Aside from all the obvious ways that a belief in sustainability manifests itself, there were little touches, such as laminated pieces of paper to take orders on (thus never actually throwing out the paper on which you write) and not stocking bottled water due to the landfill and other environmental issues the plastic causes.
Wandering around the park I got a real sense of what the community goals were for the place and how focussed they were. They’ve been going for over 25 years and continue to expand where they can, spreading a message of sustainability by doing as opposed to talking.
For all the high profile groups out there that seem just to shout louder than others, it was really refreshing to see people quietly going about their work with a sense of purpose. It rings true and there’s a lesson in marketing here that backs up my experiences with AAMI recently, along with a bunch of things I’m reading right now in Made to Stick: communicating your core proposition to everyone who works for you is paramount. Drum that in to people and then get out of the way and allow them to deliver.

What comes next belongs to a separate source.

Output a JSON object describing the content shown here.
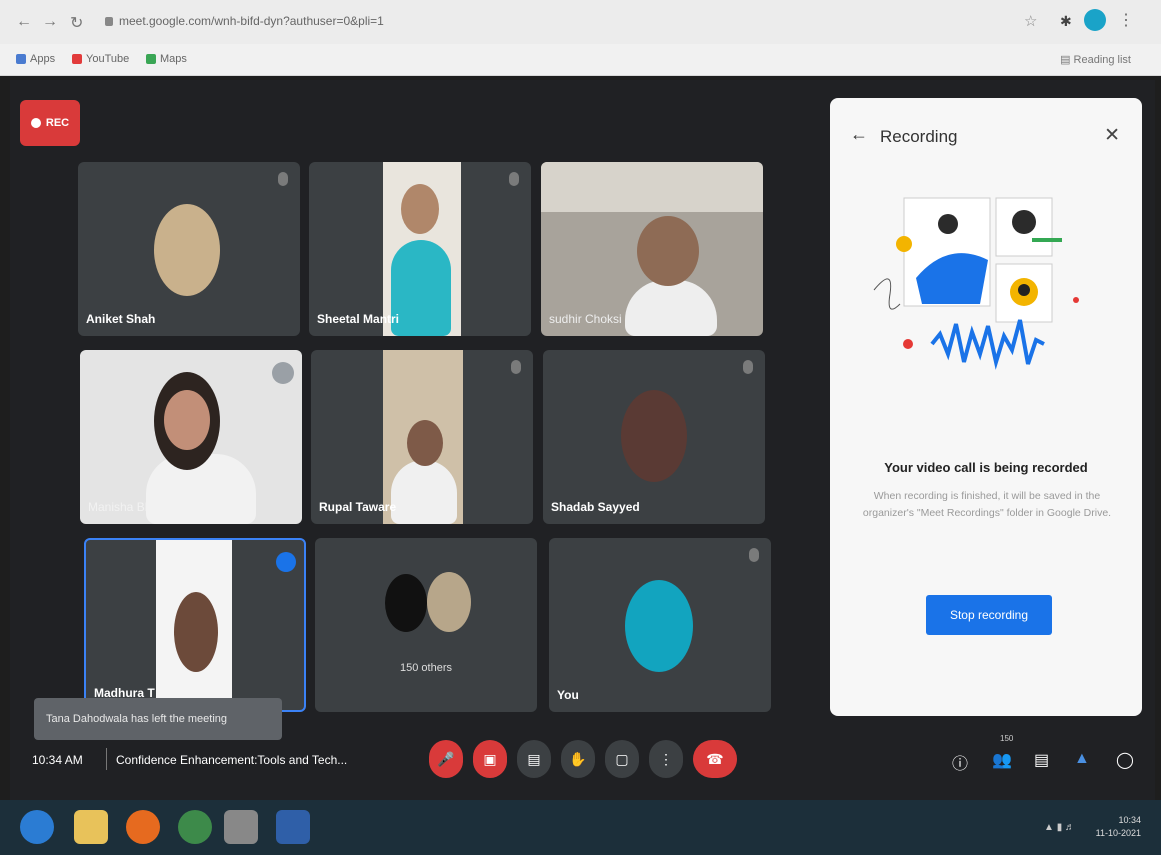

I doubt CERES’s founders were standing around one day discussing laminating a piece of paper to take an order, its the kind of idea that springs up in the moment, borne out of the raw manifestation of a company’s ideals.
How many corporations can you think of where you could imagine that sort of behaviour going on?
I can’t think of many either.